**Task description:** On how many lines of the records below does the string "Agosto" appear? Reply with only the number.

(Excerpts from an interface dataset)

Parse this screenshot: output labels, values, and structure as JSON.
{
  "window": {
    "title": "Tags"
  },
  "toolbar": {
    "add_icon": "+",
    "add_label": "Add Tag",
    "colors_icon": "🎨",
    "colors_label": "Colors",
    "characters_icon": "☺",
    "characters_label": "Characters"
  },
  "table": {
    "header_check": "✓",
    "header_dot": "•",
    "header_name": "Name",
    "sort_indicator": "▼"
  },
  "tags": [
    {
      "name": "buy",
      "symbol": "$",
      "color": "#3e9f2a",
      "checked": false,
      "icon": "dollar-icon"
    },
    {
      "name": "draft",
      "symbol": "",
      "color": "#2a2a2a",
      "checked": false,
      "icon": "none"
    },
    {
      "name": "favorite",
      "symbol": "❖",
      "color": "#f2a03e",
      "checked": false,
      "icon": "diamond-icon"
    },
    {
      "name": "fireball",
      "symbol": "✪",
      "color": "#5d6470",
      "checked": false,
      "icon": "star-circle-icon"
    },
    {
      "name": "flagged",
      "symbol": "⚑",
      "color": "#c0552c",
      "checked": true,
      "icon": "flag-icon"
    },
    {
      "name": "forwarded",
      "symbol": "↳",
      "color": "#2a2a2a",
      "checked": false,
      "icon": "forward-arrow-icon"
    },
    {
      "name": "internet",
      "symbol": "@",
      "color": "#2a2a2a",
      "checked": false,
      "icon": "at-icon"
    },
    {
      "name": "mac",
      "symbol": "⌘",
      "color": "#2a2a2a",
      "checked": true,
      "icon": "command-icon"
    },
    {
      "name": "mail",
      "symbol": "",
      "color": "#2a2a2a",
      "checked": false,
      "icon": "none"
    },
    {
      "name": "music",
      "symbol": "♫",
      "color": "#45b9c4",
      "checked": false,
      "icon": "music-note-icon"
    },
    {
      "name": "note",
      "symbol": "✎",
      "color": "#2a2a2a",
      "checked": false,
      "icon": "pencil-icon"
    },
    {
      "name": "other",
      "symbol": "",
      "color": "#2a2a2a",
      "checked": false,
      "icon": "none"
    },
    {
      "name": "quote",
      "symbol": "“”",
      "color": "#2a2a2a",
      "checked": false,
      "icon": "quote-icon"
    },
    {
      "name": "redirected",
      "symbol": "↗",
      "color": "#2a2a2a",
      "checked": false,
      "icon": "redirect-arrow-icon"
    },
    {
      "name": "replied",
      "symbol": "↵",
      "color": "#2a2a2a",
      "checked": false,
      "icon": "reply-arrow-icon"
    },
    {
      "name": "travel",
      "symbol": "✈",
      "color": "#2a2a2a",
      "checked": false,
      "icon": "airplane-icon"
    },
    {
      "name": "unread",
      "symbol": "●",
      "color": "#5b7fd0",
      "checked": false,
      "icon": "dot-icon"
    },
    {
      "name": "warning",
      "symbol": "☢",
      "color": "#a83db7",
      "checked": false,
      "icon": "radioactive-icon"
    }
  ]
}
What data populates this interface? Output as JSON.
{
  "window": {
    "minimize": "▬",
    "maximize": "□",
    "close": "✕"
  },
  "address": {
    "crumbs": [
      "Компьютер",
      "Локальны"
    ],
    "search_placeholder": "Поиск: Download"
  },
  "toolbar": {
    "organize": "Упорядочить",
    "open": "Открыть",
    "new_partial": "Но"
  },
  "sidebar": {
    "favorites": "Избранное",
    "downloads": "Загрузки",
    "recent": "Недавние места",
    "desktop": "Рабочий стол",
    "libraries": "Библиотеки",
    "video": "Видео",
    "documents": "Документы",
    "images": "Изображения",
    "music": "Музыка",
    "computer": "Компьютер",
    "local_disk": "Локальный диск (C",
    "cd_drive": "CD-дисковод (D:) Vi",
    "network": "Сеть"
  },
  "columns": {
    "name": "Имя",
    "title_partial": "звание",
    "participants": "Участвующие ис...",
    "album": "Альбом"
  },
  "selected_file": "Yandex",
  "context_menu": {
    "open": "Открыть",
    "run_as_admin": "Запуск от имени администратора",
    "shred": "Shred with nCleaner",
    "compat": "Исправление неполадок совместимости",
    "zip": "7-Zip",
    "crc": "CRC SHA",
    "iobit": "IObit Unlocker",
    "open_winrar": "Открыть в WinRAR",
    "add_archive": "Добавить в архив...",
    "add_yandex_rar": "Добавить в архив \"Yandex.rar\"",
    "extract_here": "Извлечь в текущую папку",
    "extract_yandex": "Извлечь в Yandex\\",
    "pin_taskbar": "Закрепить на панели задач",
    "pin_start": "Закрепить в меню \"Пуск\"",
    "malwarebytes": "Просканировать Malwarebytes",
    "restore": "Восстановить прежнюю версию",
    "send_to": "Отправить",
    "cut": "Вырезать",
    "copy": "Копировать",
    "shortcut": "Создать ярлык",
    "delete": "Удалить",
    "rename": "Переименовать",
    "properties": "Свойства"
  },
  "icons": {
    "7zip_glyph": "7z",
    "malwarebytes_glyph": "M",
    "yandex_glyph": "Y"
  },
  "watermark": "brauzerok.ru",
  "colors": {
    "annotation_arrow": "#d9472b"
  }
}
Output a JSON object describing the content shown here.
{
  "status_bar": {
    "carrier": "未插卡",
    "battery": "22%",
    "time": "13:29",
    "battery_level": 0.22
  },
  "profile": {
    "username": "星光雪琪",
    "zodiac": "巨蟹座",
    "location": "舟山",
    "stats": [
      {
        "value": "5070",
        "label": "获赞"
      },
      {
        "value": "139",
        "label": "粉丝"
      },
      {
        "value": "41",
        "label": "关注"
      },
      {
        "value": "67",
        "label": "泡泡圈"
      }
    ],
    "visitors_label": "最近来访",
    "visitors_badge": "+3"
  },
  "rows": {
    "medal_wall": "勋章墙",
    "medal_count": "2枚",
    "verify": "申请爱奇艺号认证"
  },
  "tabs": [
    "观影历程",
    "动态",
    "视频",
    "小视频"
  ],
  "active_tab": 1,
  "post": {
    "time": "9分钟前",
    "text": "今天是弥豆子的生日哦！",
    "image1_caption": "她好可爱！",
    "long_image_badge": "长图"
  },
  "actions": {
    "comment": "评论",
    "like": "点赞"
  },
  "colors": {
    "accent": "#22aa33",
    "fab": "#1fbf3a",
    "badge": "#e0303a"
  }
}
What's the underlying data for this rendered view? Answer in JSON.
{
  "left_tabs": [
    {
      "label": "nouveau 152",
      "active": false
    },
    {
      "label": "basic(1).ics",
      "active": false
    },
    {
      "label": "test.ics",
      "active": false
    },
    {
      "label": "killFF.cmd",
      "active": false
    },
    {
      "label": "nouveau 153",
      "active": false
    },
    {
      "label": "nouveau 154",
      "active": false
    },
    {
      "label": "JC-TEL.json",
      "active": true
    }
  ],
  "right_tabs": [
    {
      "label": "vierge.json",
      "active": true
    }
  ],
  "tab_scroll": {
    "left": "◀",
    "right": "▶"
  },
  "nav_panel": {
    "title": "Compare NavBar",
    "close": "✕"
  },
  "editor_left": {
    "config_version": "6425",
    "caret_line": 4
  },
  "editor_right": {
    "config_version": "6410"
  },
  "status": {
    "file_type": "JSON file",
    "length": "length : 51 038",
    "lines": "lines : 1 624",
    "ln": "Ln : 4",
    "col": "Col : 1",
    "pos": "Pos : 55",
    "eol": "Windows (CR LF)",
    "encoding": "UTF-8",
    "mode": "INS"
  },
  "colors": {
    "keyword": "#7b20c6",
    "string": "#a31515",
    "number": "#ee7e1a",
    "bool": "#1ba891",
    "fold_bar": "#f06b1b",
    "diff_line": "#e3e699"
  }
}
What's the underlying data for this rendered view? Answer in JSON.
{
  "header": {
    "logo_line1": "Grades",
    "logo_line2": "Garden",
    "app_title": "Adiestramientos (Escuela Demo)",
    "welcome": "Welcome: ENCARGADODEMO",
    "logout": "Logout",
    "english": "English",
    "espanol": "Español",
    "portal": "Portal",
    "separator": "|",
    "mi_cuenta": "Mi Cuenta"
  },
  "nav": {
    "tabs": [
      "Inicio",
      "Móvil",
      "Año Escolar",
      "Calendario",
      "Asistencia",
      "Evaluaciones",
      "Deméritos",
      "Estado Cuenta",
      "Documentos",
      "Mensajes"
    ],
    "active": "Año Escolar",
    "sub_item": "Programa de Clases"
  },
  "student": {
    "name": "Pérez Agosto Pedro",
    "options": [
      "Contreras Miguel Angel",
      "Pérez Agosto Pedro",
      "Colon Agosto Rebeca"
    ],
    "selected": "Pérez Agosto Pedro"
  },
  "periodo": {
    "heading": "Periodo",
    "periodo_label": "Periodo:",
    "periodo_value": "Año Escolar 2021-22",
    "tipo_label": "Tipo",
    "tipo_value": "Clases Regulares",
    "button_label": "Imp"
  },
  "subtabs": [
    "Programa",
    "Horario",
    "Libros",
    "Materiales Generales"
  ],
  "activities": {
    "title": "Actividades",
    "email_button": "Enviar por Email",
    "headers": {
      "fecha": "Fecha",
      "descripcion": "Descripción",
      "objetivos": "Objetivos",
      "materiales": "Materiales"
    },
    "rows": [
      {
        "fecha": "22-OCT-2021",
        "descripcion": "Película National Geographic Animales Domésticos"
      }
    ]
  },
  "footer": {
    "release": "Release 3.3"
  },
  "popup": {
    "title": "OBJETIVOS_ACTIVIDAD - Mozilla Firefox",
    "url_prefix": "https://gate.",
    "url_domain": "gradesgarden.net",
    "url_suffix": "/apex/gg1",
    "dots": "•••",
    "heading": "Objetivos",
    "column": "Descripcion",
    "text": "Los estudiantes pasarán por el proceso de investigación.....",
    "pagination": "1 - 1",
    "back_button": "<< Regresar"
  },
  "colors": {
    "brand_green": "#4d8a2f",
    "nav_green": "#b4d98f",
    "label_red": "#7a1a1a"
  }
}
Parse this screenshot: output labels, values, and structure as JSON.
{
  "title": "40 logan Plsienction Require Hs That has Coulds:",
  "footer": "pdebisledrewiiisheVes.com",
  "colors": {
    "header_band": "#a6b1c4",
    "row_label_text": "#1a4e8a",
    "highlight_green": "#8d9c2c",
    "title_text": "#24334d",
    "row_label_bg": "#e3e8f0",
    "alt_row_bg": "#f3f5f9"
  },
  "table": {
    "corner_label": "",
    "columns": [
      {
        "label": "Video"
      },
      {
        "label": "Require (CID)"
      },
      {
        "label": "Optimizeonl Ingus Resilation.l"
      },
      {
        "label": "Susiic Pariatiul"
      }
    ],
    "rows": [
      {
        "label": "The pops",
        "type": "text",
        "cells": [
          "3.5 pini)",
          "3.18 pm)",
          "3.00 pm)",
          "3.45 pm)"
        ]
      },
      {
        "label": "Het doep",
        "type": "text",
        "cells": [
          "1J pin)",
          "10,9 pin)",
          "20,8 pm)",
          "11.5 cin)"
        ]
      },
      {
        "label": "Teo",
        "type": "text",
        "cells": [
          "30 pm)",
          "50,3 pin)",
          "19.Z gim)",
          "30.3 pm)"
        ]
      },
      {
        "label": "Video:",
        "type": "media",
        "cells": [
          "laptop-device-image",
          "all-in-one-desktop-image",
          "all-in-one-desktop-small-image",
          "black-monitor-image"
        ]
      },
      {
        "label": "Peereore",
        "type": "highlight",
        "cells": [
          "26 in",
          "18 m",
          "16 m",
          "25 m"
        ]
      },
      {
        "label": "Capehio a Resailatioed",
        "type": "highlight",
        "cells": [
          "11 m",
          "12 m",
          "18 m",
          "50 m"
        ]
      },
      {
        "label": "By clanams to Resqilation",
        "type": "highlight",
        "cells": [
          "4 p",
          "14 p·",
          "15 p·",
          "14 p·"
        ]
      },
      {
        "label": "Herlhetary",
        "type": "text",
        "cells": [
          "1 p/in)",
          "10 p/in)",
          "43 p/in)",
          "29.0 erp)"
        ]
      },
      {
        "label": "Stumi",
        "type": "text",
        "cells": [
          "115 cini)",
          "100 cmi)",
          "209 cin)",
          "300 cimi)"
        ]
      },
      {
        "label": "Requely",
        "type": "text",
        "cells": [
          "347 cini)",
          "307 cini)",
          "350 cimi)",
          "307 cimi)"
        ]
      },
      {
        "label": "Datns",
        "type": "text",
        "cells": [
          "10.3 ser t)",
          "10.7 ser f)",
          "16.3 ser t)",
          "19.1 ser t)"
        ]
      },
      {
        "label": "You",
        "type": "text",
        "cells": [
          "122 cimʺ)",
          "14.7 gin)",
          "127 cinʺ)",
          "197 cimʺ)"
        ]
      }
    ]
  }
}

**Your response:** 4